Along with the acting board, the glue that holds the market together comes from a variety of sources. There's the Noe Valley Ministry, which hands over its parking lot for use during market hours. Martha & Bros. helps out by giving the market space to store its tents and equipment. And then there are the volunteers who show up to greet shoppers, count attendance, and (sorry, pooches!) keep the dogs out.
"I got involved because I think it the most wonderful thing to have in our neighborhood and our community. It's such a sense of community and good will and bounty, and for me personally, it's just what a wonderful way to spend a few hours of the week," says Church Street resident and regular volunteer Cynthia Hogan.

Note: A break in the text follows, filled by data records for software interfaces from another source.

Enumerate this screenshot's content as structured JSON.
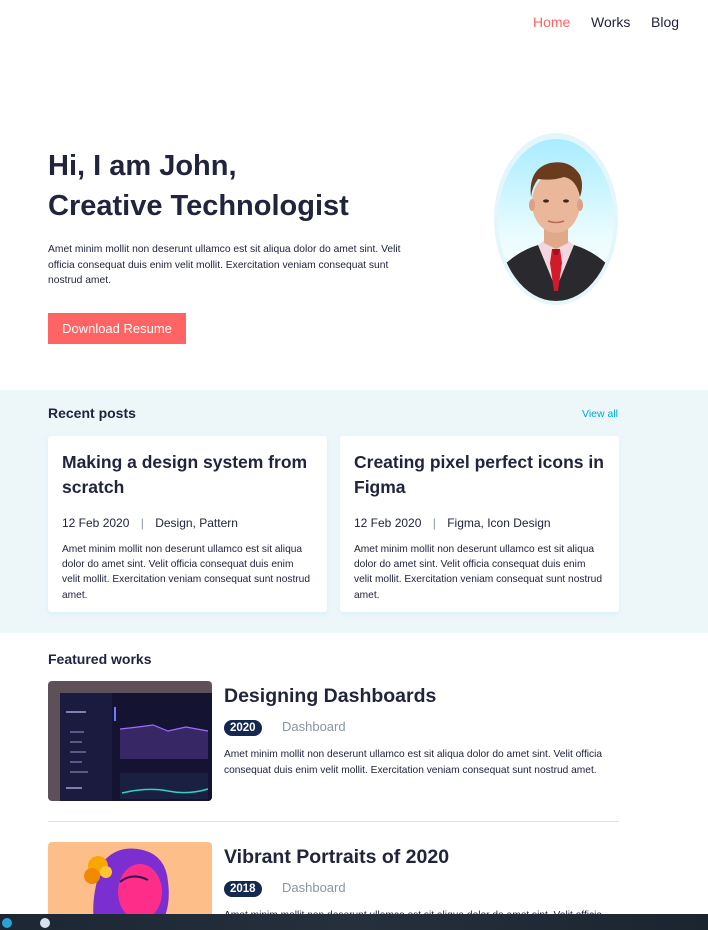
{
  "nav": {
    "items": [
      {
        "label": "Home",
        "active": true
      },
      {
        "label": "Works",
        "active": false
      },
      {
        "label": "Blog",
        "active": false
      }
    ]
  },
  "hero": {
    "title_line1": "Hi, I am John,",
    "title_line2": "Creative Technologist",
    "text": "Amet minim mollit non deserunt ullamco est sit aliqua dolor do amet sint. Velit officia consequat duis enim velit mollit. Exercitation veniam consequat sunt nostrud amet.",
    "button_label": "Download Resume"
  },
  "recent_posts": {
    "title": "Recent posts",
    "view_all": "View all",
    "posts": [
      {
        "title": "Making a design system from scratch",
        "date": "12 Feb 2020",
        "separator": "|",
        "tags": "Design, Pattern",
        "excerpt": "Amet minim mollit non deserunt ullamco est sit aliqua dolor do amet sint. Velit officia consequat duis enim velit mollit. Exercitation veniam consequat sunt nostrud amet."
      },
      {
        "title": "Creating pixel perfect icons in Figma",
        "date": "12 Feb 2020",
        "separator": "|",
        "tags": "Figma, Icon Design",
        "excerpt": "Amet minim mollit non deserunt ullamco est sit aliqua dolor do amet sint. Velit officia consequat duis enim velit mollit. Exercitation veniam consequat sunt nostrud amet."
      }
    ]
  },
  "featured_works": {
    "title": "Featured works",
    "works": [
      {
        "title": "Designing Dashboards",
        "year": "2020",
        "category": "Dashboard",
        "text": "Amet minim mollit non deserunt ullamco est sit aliqua dolor do amet sint. Velit officia consequat duis enim velit mollit. Exercitation veniam consequat sunt nostrud amet."
      },
      {
        "title": "Vibrant Portraits of 2020",
        "year": "2018",
        "category": "Dashboard",
        "text": "Amet minim mollit non deserunt ullamco est sit aliqua dolor do amet sint. Velit officia consequat duis enim velit mollit. Exercitation veniam consequat sunt nostrud amet."
      }
    ]
  },
  "colors": {
    "accent": "#FF6464",
    "dark": "#21243D",
    "light_bg": "#EDF7FA",
    "badge": "#142850",
    "muted": "#8695A4",
    "link": "#00A8CC"
  },
  "icons": {
    "avatar": "profile-photo",
    "thumb1": "dashboard-screenshot",
    "thumb2": "portrait-illustration"
  }
}
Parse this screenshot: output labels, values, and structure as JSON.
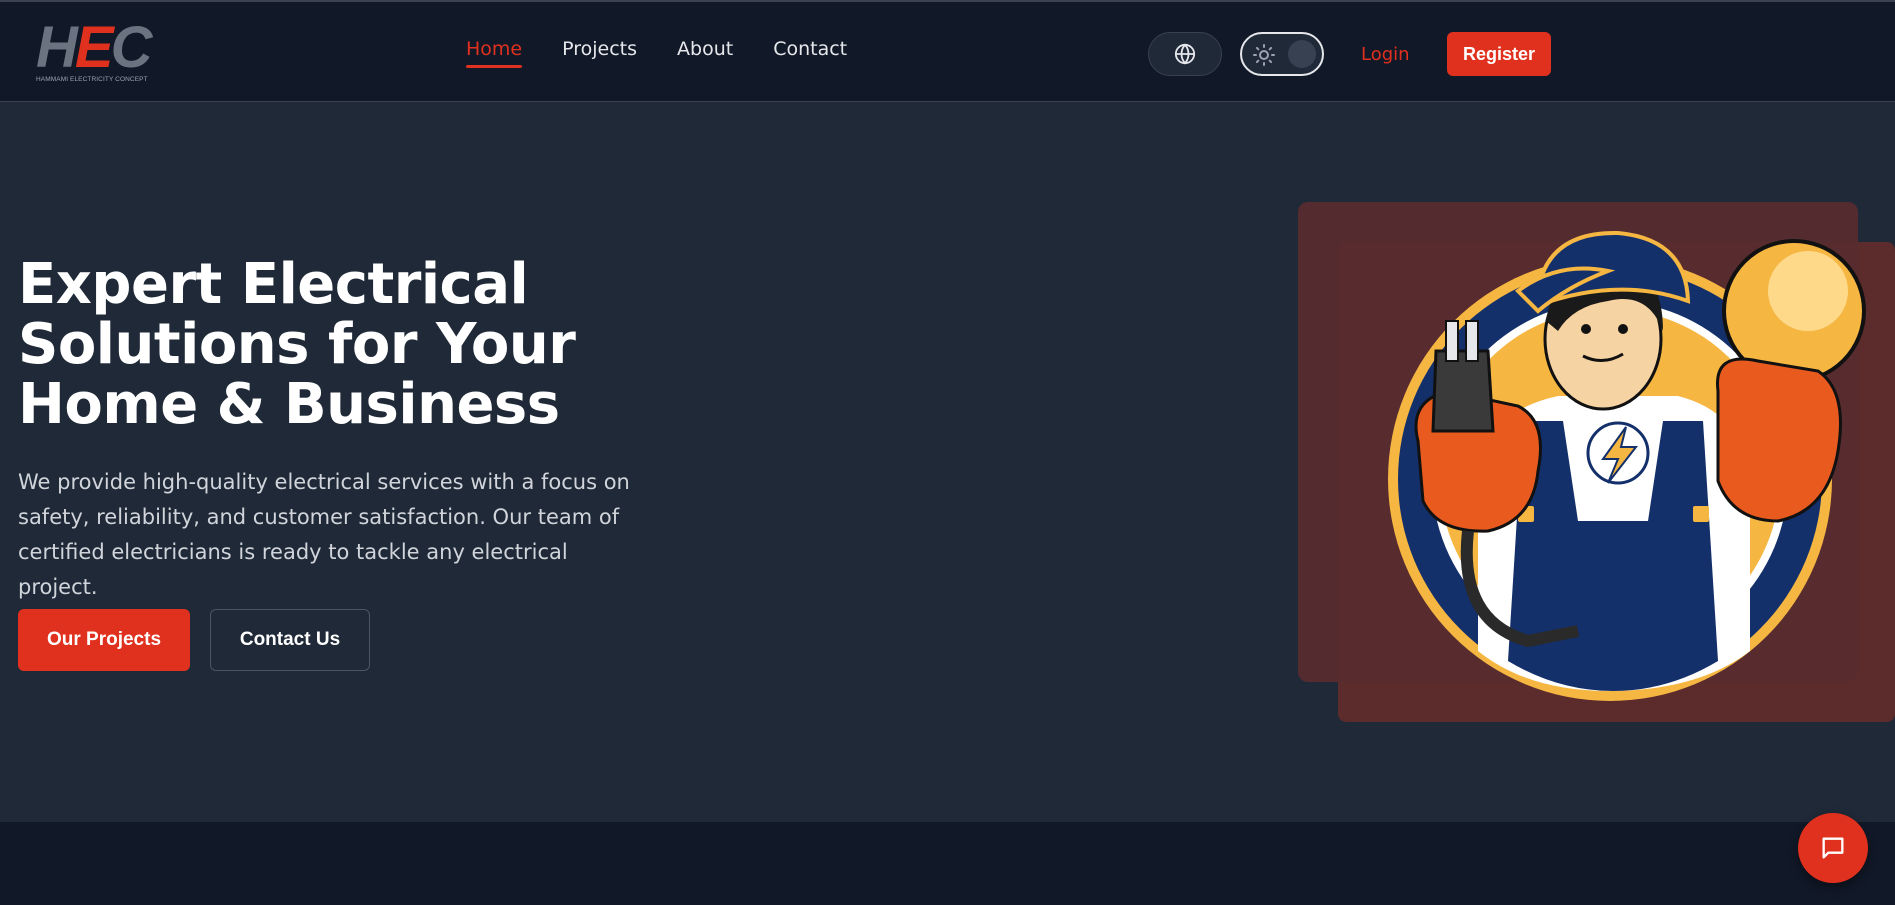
{
  "brand": {
    "logo_h": "H",
    "logo_e": "E",
    "logo_c": "C",
    "logo_subtitle": "HAMMAMI ELECTRICITY CONCEPT"
  },
  "nav": {
    "links": [
      {
        "label": "Home",
        "active": true
      },
      {
        "label": "Projects",
        "active": false
      },
      {
        "label": "About",
        "active": false
      },
      {
        "label": "Contact",
        "active": false
      }
    ],
    "language_icon": "globe-icon",
    "theme_icon": "sun-icon",
    "login_label": "Login",
    "register_label": "Register"
  },
  "hero": {
    "title": "Expert Electrical Solutions for Your Home & Business",
    "description": "We provide high-quality electrical services with a focus on safety, reliability, and customer satisfaction. Our team of certified electricians is ready to tackle any electrical project.",
    "primary_cta": "Our Projects",
    "secondary_cta": "Contact Us",
    "image": "electrician-mascot"
  },
  "chat": {
    "icon": "chat-bubble-icon"
  },
  "colors": {
    "accent": "#e0301e",
    "nav_bg": "#111827",
    "hero_bg": "#1f2937"
  }
}
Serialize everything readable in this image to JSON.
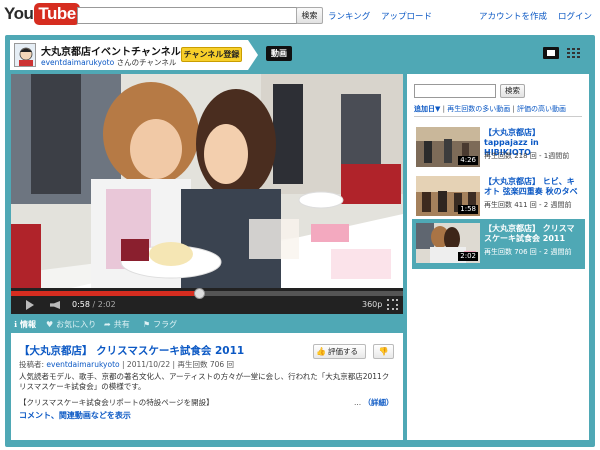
{
  "header": {
    "logo_you": "You",
    "logo_tube": "Tube",
    "search_button": "検索",
    "nav": [
      "ランキング",
      "アップロード",
      "アカウントを作成",
      "ログイン"
    ]
  },
  "channel": {
    "title": "大丸京都店イベントチャンネル",
    "user": "eventdaimarukyoto",
    "user_suffix": "さんのチャンネル",
    "subscribe": "チャンネル登録",
    "tab_video": "動画"
  },
  "player": {
    "current_time": "0:58",
    "separator": " / ",
    "duration": "2:02",
    "progress": 0.48,
    "quality": "360p"
  },
  "actions": {
    "info": "情報",
    "favorite": "お気に入り",
    "share": "共有",
    "flag": "フラグ"
  },
  "video": {
    "title": "【大丸京都店】 クリスマスケーキ試食会 2011",
    "meta_label": "投稿者:",
    "uploader": "eventdaimarukyoto",
    "date": "2011/10/22",
    "views": "再生回数 706 回",
    "like_button": "評価する",
    "description": "人気読者モデル、歌手、京都の著名文化人、アーティストの方々が一堂に会し、行われた「大丸京都店2011クリスマスケーキ試食会」の模様です。",
    "description2": "【クリスマスケーキ試食会リポートの特設ページを開設】",
    "more_ellipsis": "...",
    "more_label": "（詳細）",
    "comments_link": "コメント、関連動画などを表示"
  },
  "sidebar": {
    "search_button": "検索",
    "sort_label": "追加日",
    "sort_arrow": "▼",
    "sort_option1": "再生回数の多い動画",
    "sort_option2": "評価の高い動画",
    "items": [
      {
        "title": "【大丸京都店】 tappajazz in HIBIKIOTO",
        "meta1": "再生回数 218 回",
        "meta2": "1週間前",
        "duration": "4:26"
      },
      {
        "title": "【大丸京都店】 ヒビ、キオト 弦楽四重奏 秋のタベ",
        "meta1": "再生回数 411 回",
        "meta2": "2 週間前",
        "duration": "1:58"
      },
      {
        "title": "【大丸京都店】 クリスマスケーキ試食会 2011",
        "meta1": "再生回数 706 回",
        "meta2": "2 週間前",
        "duration": "2:02"
      }
    ]
  },
  "colors": {
    "frame": "#4fa8b5",
    "link": "#0b58c4",
    "progress": "#d62d20"
  }
}
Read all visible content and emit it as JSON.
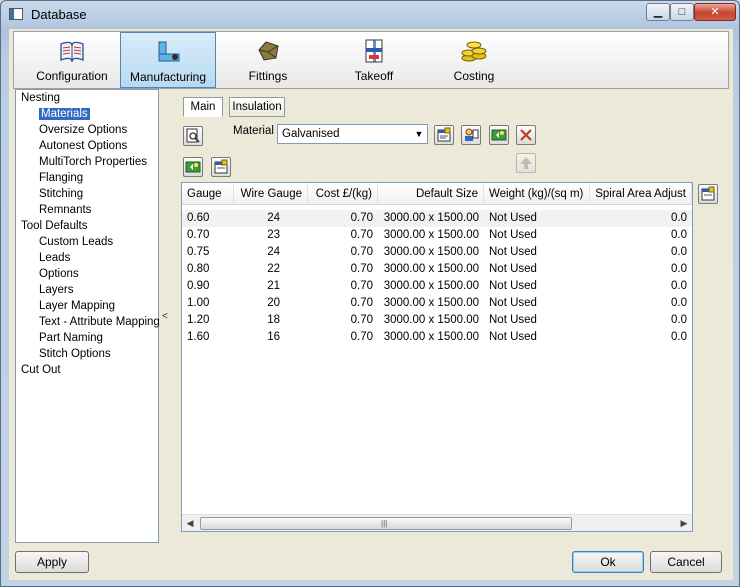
{
  "window": {
    "title": "Database",
    "buttons": {
      "minimize": "▁",
      "maximize": "□",
      "close": "✕"
    }
  },
  "toolbar": {
    "items": [
      {
        "label": "Configuration",
        "icon": "book-icon"
      },
      {
        "label": "Manufacturing",
        "icon": "pipe-icon",
        "active": true
      },
      {
        "label": "Fittings",
        "icon": "fittings-icon"
      },
      {
        "label": "Takeoff",
        "icon": "takeoff-icon"
      },
      {
        "label": "Costing",
        "icon": "coins-icon"
      }
    ]
  },
  "tree": {
    "items": [
      {
        "label": "Nesting",
        "level": 0
      },
      {
        "label": "Materials",
        "level": 1,
        "selected": true
      },
      {
        "label": "Oversize Options",
        "level": 1
      },
      {
        "label": "Autonest Options",
        "level": 1
      },
      {
        "label": "MultiTorch Properties",
        "level": 1
      },
      {
        "label": "Flanging",
        "level": 1
      },
      {
        "label": "Stitching",
        "level": 1
      },
      {
        "label": "Remnants",
        "level": 1
      },
      {
        "label": "Tool Defaults",
        "level": 0
      },
      {
        "label": "Custom Leads",
        "level": 1
      },
      {
        "label": "Leads",
        "level": 1
      },
      {
        "label": "Options",
        "level": 1
      },
      {
        "label": "Layers",
        "level": 1
      },
      {
        "label": "Layer Mapping",
        "level": 1
      },
      {
        "label": "Text - Attribute Mapping",
        "level": 1
      },
      {
        "label": "Part Naming",
        "level": 1
      },
      {
        "label": "Stitch Options",
        "level": 1
      },
      {
        "label": "Cut Out",
        "level": 0
      }
    ],
    "splitter_arrow": "<"
  },
  "tabs": [
    {
      "label": "Main",
      "active": true
    },
    {
      "label": "Insulation"
    }
  ],
  "material": {
    "label": "Material",
    "value": "Galvanised",
    "dropdown_icon": "▼"
  },
  "table": {
    "columns": [
      "Gauge",
      "Wire Gauge",
      "Cost £/(kg)",
      "Default Size",
      "Weight (kg)/(sq m)",
      "Spiral Area Adjust"
    ],
    "rows": [
      [
        "0.60",
        "24",
        "0.70",
        "3000.00 x 1500.00",
        "Not Used",
        "0.0"
      ],
      [
        "0.70",
        "23",
        "0.70",
        "3000.00 x 1500.00",
        "Not Used",
        "0.0"
      ],
      [
        "0.75",
        "24",
        "0.70",
        "3000.00 x 1500.00",
        "Not Used",
        "0.0"
      ],
      [
        "0.80",
        "22",
        "0.70",
        "3000.00 x 1500.00",
        "Not Used",
        "0.0"
      ],
      [
        "0.90",
        "21",
        "0.70",
        "3000.00 x 1500.00",
        "Not Used",
        "0.0"
      ],
      [
        "1.00",
        "20",
        "0.70",
        "3000.00 x 1500.00",
        "Not Used",
        "0.0"
      ],
      [
        "1.20",
        "18",
        "0.70",
        "3000.00 x 1500.00",
        "Not Used",
        "0.0"
      ],
      [
        "1.60",
        "16",
        "0.70",
        "3000.00 x 1500.00",
        "Not Used",
        "0.0"
      ]
    ],
    "scroll": {
      "left_arrow": "◀",
      "right_arrow": "▶",
      "grip": "|||"
    }
  },
  "buttons": {
    "apply": "Apply",
    "ok": "Ok",
    "cancel": "Cancel"
  }
}
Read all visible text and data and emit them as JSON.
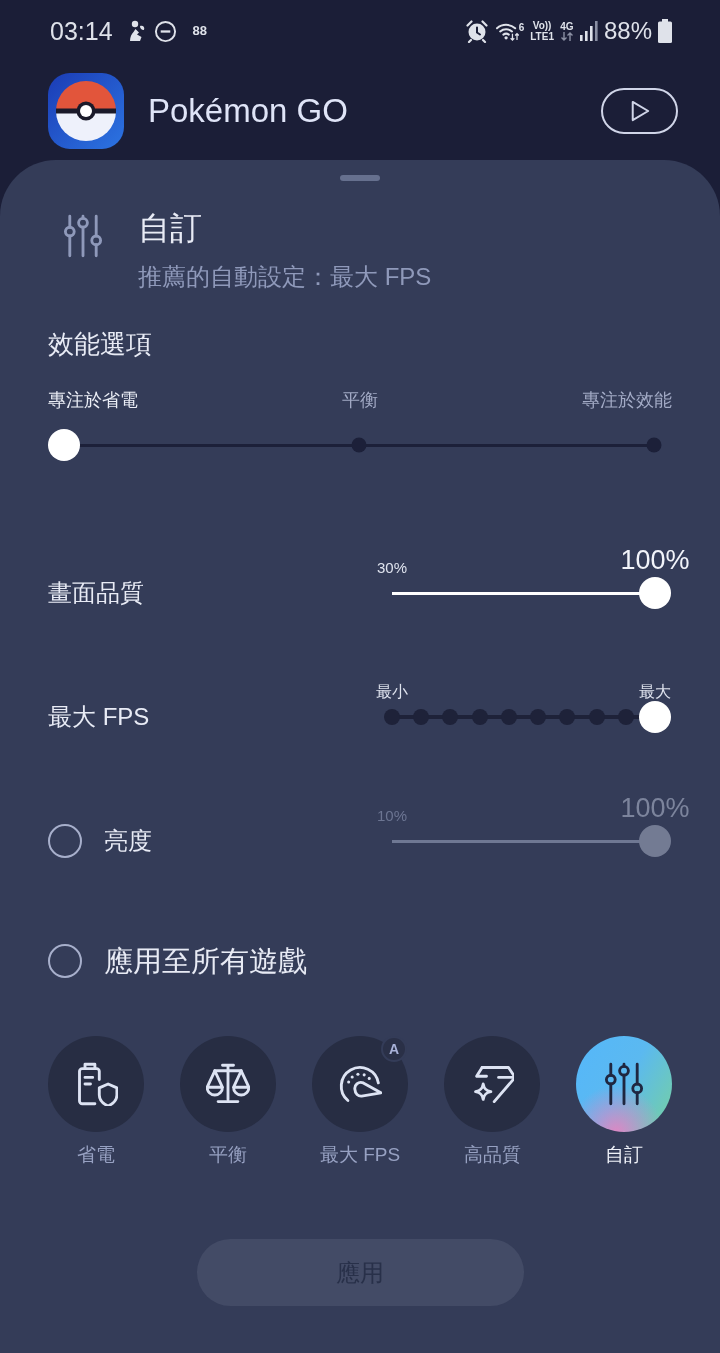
{
  "status_bar": {
    "time": "03:14",
    "notification_count": "88",
    "wifi_standard": "6",
    "volte": "Vo))",
    "lte": "LTE1",
    "network": "4G",
    "battery": "88%"
  },
  "app": {
    "name": "Pokémon GO"
  },
  "profile": {
    "title": "自訂",
    "subtitle": "推薦的自動設定：最大 FPS"
  },
  "performance": {
    "heading": "效能選項",
    "stops": [
      "專注於省電",
      "平衡",
      "專注於效能"
    ],
    "level": 0
  },
  "settings": [
    {
      "kind": "range",
      "label": "畫面品質",
      "min_label": "30%",
      "value": "100%",
      "level": 1
    },
    {
      "kind": "steps",
      "label": "最大 FPS",
      "min_label": "最小",
      "max_label": "最大",
      "level": 1
    },
    {
      "kind": "toggle",
      "label": "亮度",
      "checked": false,
      "min_label": "10%",
      "value": "100%",
      "level": 1
    }
  ],
  "apply_all": {
    "label": "應用至所有遊戲",
    "checked": false
  },
  "modes": [
    {
      "kind": "saver",
      "label": "省電",
      "selected": false
    },
    {
      "kind": "balance",
      "label": "平衡",
      "selected": false
    },
    {
      "kind": "speed",
      "label": "最大 FPS",
      "selected": false,
      "badge": "A"
    },
    {
      "kind": "quality",
      "label": "高品質",
      "selected": false
    },
    {
      "kind": "custom",
      "label": "自訂",
      "selected": true
    }
  ],
  "apply_button": {
    "label": "應用",
    "disabled": true
  }
}
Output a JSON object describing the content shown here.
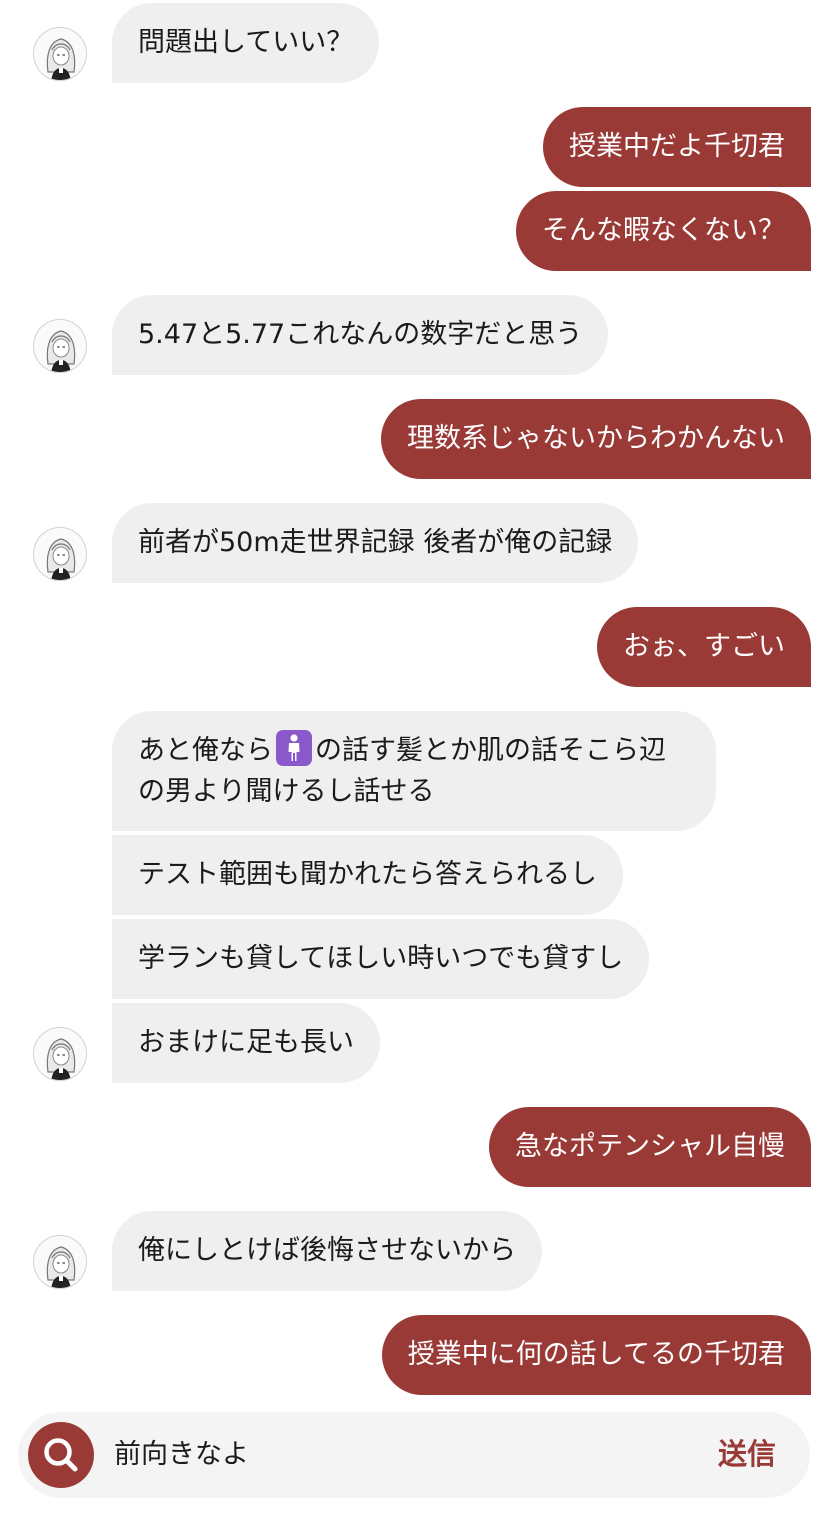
{
  "messages": {
    "m1": "問題出していい？",
    "m2": "授業中だよ千切君",
    "m3": "そんな暇なくない？",
    "m4": "5.47と5.77これなんの数字だと思う",
    "m5": "理数系じゃないからわかんない",
    "m6": "前者が50m走世界記録 後者が俺の記録",
    "m7": "おぉ、すごい",
    "m8_before": "あと俺なら",
    "m8_emoji": "woman-standing-emoji",
    "m8_after": "の話す髪とか肌の話そこら辺の男より聞けるし話せる",
    "m9": "テスト範囲も聞かれたら答えられるし",
    "m10": "学ランも貸してほしい時いつでも貸すし",
    "m11": "おまけに足も長い",
    "m12": "急なポテンシャル自慢",
    "m13": "俺にしとけば後悔させないから",
    "m14": "授業中に何の話してるの千切君"
  },
  "input": {
    "value": "前向きなよ",
    "send_label": "送信",
    "search_icon": "search-icon"
  },
  "colors": {
    "accent": "#993a36",
    "incoming_bubble": "#efefef",
    "input_bar": "#f4f4f4"
  }
}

Not surprisingly, it's volunteers like Hogan that the market would like more of.
"As our numbers have dwindled, fewer of us do more of the work," says Crawford. "It gives more energy to the market to have more people helping."
Crawford has a long list of ideas for how the market could improve and begin to collaborate with other organizations, local schools, and community members. But for the time being, just maintaining the status quo is all the board, volunteers, and one employee can handle.
While there are always new projects and possibilities percolating in the wings, the Farmers' Market in its current manifestation is doing the most that it can with the resources it has. It's enough to have kept vendors like Twin Girls Farms, Happy Boy Farms, and Malik Ranch around since the beginning, fueling a healthy vendor waiting list.
As the Farmers' Market anniversary passes this month, market manager Crane hopes residents will notice just how much the weekly event has brought to the neighborhood.
Offers Crane: "What a great thing that you have a farmers market in your neighborhood. Cherish it, look after it, and don't take it for granted."
The Noe Valley Farmers' Market, which operates on Saturdays from 8 a.m. to 1 p.m. at 3861 24th Street between Sanchez and Vicksburg streets, will celebrate its fifth anniversary on Saturday, Dec. 6. A small celebration will take place at the market that day. In addition to the regular market wares, board member Rick Hildreth will be selling his half-hour documentary Homegrown, about local farmers markets. For details about the market or to learn about volunteer opportunities, call 415-248-1332 or visit www.noevalleyfarmersmarket.com.